Critic’s Picks: October

An apocalypse edition

The world is ending on a regular basis these days—in fiction, at least. For this edition of Critic’s Picks, assistant book editor Jason Kehe reviews four new must-reads in the apocalyptic genre—his favorite L.A. release, one pick from the wide-open West, another from our friends back East, and a recommendation for more adventurous readers
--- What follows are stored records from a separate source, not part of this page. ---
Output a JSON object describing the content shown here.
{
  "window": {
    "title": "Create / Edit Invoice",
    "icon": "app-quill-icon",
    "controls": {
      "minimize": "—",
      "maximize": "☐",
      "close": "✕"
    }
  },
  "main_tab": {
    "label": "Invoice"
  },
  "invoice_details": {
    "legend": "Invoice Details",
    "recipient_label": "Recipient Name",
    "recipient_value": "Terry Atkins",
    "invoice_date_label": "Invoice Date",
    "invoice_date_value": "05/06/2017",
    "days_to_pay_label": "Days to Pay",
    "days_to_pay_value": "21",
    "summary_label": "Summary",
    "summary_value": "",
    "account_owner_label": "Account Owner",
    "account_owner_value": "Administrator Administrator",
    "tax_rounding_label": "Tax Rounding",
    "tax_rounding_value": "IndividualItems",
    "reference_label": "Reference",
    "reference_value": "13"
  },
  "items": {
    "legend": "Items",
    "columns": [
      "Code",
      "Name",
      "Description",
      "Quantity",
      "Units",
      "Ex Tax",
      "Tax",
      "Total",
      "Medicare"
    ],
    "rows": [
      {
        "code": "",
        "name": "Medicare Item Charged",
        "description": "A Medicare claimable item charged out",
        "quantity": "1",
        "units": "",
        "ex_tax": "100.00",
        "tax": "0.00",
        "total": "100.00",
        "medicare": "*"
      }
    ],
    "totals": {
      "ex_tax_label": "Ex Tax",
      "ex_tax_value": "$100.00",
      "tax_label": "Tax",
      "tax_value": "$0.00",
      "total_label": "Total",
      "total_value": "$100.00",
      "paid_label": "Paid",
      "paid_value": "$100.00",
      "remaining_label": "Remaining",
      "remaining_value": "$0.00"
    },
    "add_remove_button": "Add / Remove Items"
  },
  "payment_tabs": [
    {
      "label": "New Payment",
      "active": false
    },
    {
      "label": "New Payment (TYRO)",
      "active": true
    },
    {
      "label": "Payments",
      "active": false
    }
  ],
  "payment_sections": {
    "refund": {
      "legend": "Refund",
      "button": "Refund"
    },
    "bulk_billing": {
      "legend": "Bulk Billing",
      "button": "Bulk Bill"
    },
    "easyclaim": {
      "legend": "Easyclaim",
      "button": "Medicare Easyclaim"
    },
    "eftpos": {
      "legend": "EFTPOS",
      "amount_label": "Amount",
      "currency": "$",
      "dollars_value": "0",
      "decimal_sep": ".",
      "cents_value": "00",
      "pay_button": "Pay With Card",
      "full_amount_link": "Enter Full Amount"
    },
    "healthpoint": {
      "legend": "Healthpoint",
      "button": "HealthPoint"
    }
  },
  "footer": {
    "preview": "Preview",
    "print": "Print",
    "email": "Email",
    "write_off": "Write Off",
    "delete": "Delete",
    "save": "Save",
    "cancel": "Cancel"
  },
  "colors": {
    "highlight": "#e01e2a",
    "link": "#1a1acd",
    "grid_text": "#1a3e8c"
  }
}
L.A. Mental
Neil McMahon
(Harper, 304 pages, $25)
“There. Are. Worms. Eating my brain,” Nick Crandall says to his brother Tom, moments before tumbling off an 80-foot cliff into the stormy Malibu waters below. A former lifeguard, Tom rushes into the surf to attempt a daring rescue, but his chances are dim. So begins this punchy, potent genre mash-up—part thriller, part mystery, a pinch of sci-fi—about a Los Angeles on the verge of a mental breakdown. Random people start going berserk; before long, Tom is feeling brain intrusions too. It doesn’t help that his rich family is kooky already. Who’s behind this mind-control plot—the suspicious filmmaker hiding away in the city’s backwoods and his cultish organization called Parallax? You’ll figure everything out way before the slow-minded characters do. The real fun is seeing Los Angeles in this sinister, pre-apocalyptic light. 
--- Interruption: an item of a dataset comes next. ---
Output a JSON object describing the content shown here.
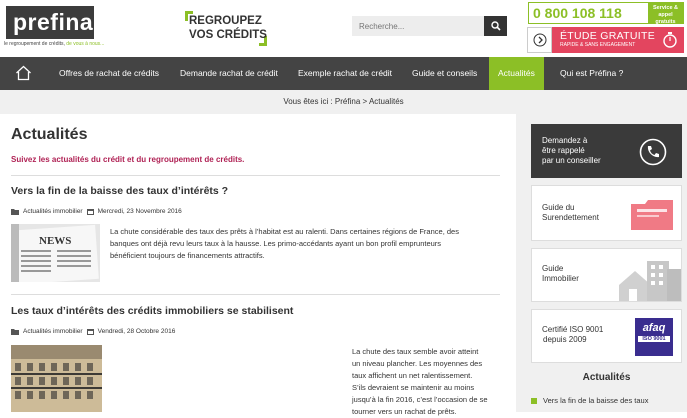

After the Apocalypse
Maureen F. McHugh
(Small Beer Press, 264 pages, $16)
Each of these nine short stories explores a different kind of apocalypse. Some feel familiar, until they’re not. “The Naturalist” turns I Am Legend on its head; the title story rewrites The Road from a mother-daughter perspective. Other pieces localize the apocalypse in the diseased minds of the characters. In “The Effect of Centrifugal Forces,” a daughter’s world ends as her dementia-stricken mother’s does. But the best stories in this mesmerizing collection from the L.A. writer are the ones that elude categorization—the struggles of a troubled doll maker in “Useless Things,” the fantasies of an impulsive man in “Going to France.” It’s the ordinary and everyday that we should be afraid of, not the prospect of big explosions and world-ending catastrophes. This is a pro stretching a genre to its limits—subverting, inverting, perverting, disturbing. 
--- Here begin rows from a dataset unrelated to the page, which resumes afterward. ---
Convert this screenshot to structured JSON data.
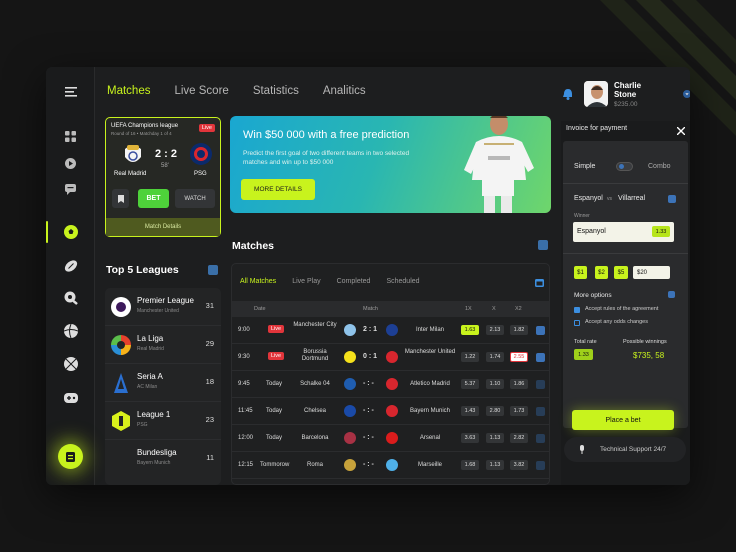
{
  "header": {
    "tabs": [
      "Matches",
      "Live Score",
      "Statistics",
      "Analitics"
    ],
    "active_tab": "Matches",
    "user": {
      "name": "Charlie Stone",
      "balance": "$235.00"
    }
  },
  "colors": {
    "accent": "#c8f31d",
    "live": "#e2353b",
    "promo_start": "#1aa7d1",
    "promo_end": "#6fd66b"
  },
  "sidebar": {
    "icons": [
      "menu-icon",
      "dashboard-icon",
      "play-icon",
      "chat-icon",
      "soccer-icon",
      "football-icon",
      "hockey-icon",
      "volleyball-icon",
      "basketball-icon",
      "gamepad-icon",
      "bet-slip-icon"
    ]
  },
  "live_card": {
    "league": "UEFA Champions league",
    "round": "Round of 16 • Matchday 1 of 4",
    "live": "Live",
    "home": "Real Madrid",
    "away": "PSG",
    "score": "2 : 2",
    "minute": "58'",
    "bet": "BET",
    "watch": "WATCH",
    "details": "Match Details"
  },
  "promo": {
    "title": "Win $50 000 with a free prediction",
    "subtitle": "Predict the first goal of two different teams in two selected matches and win up to $50 000",
    "button": "MORE DETAILS"
  },
  "leagues": {
    "title": "Top 5 Leagues",
    "items": [
      {
        "name": "Premier League",
        "sub": "Manchester United",
        "count": "31"
      },
      {
        "name": "La Liga",
        "sub": "Real Madrid",
        "count": "29"
      },
      {
        "name": "Seria A",
        "sub": "AC Milan",
        "count": "18"
      },
      {
        "name": "League 1",
        "sub": "PSG",
        "count": "23"
      },
      {
        "name": "Bundesliga",
        "sub": "Bayern Munich",
        "count": "11"
      }
    ]
  },
  "matches": {
    "title": "Matches",
    "tabs": [
      "All Matches",
      "Live Play",
      "Completed",
      "Scheduled"
    ],
    "columns": {
      "date": "Date",
      "match": "Match",
      "o1": "1X",
      "o2": "X",
      "o3": "X2"
    },
    "rows": [
      {
        "time": "9:00",
        "day": "Live",
        "home": "Manchester City",
        "score": "2 : 1",
        "away": "Inter Milan",
        "o1": "1.63",
        "o2": "2.13",
        "o3": "1.82"
      },
      {
        "time": "9:30",
        "day": "Live",
        "home": "Borussia Dortmund",
        "score": "0 : 1",
        "away": "Manchester United",
        "o1": "1.22",
        "o2": "1.74",
        "o3": "2.55"
      },
      {
        "time": "9:45",
        "day": "Today",
        "home": "Schalke 04",
        "score": "- : -",
        "away": "Atletico Madrid",
        "o1": "5.37",
        "o2": "1.10",
        "o3": "1.86"
      },
      {
        "time": "11:45",
        "day": "Today",
        "home": "Chelsea",
        "score": "- : -",
        "away": "Bayern Munich",
        "o1": "1.43",
        "o2": "2.80",
        "o3": "1.73"
      },
      {
        "time": "12:00",
        "day": "Today",
        "home": "Barcelona",
        "score": "- : -",
        "away": "Arsenal",
        "o1": "3.63",
        "o2": "1.13",
        "o3": "2.82"
      },
      {
        "time": "12:15",
        "day": "Tommorow",
        "home": "Roma",
        "score": "- : -",
        "away": "Marseille",
        "o1": "1.68",
        "o2": "1.13",
        "o3": "3.82"
      }
    ]
  },
  "invoice": {
    "title": "Invoice for payment",
    "simple": "Simple",
    "combo": "Combo",
    "home": "Espanyol",
    "vs": "vs",
    "away": "Villarreal",
    "winner_label": "Winner",
    "winner": "Espanyol",
    "winner_odd": "1.33",
    "amounts": [
      "$1",
      "$2",
      "$5"
    ],
    "amount_value": "$20",
    "more_options": "More options",
    "opt1": "Accept rules of the agreement",
    "opt2": "Accept any odds changes",
    "total_label": "Total rate",
    "total": "1.33",
    "win_label": "Possible winnings",
    "win": "$735, 58",
    "place": "Place a bet",
    "support": "Technical Support 24/7"
  }
}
The Revisionists
Thomas Mullen
(Mulholland, 448 pages, $26)
You read the first sentence of the book-jacket summary—“Zed is an agent from the future”—and think, This again? But that’s the only standard conceit in this otherwise imaginative, elegant work of literary sci-fi, set in modern-day Washington, D.C. Zed’s been sent back from the so-called Perfect Present in order to ensure that the world ends as it’s supposed to: in a Great Conflagration. (What is it about future societies and Needless Capitalization?) His problems start when small mistakes become big mistakes, and multiple plot lines—involving an ex-spy, the employee of a foreign diplomat, and a grieving lawyer—collide in unexpected, interesting ways. What transpires in the final act is as powerful for its well-paced revelations as it is for the ethical questions it raises.  




A. M. Tuomala
(Candlemark & Gleam, 320 pages, $5)
Alone in her cottage, the swamp witch Achane reanimates the corpse of her beloved sister. The result is disastrous. The corpse can’t speak; maggots crawl out of her eye sockets. Before Achane can reverse the spell, the king of Erekos steals her away to his castle. He plans to have her create an army of the undead, for use in his enduring war against neighboring Weigenland. As the story progresses, other voices emerge. Most notable is that of Erlen, a scholar and soldier whose love story equals Achane’s for poignancy and splendor. This is a rare kind of fantasy. Writing in rhythmic cadences that evoke oral storytelling traditions, Tuomala squeezes water from a rock: poetry from war.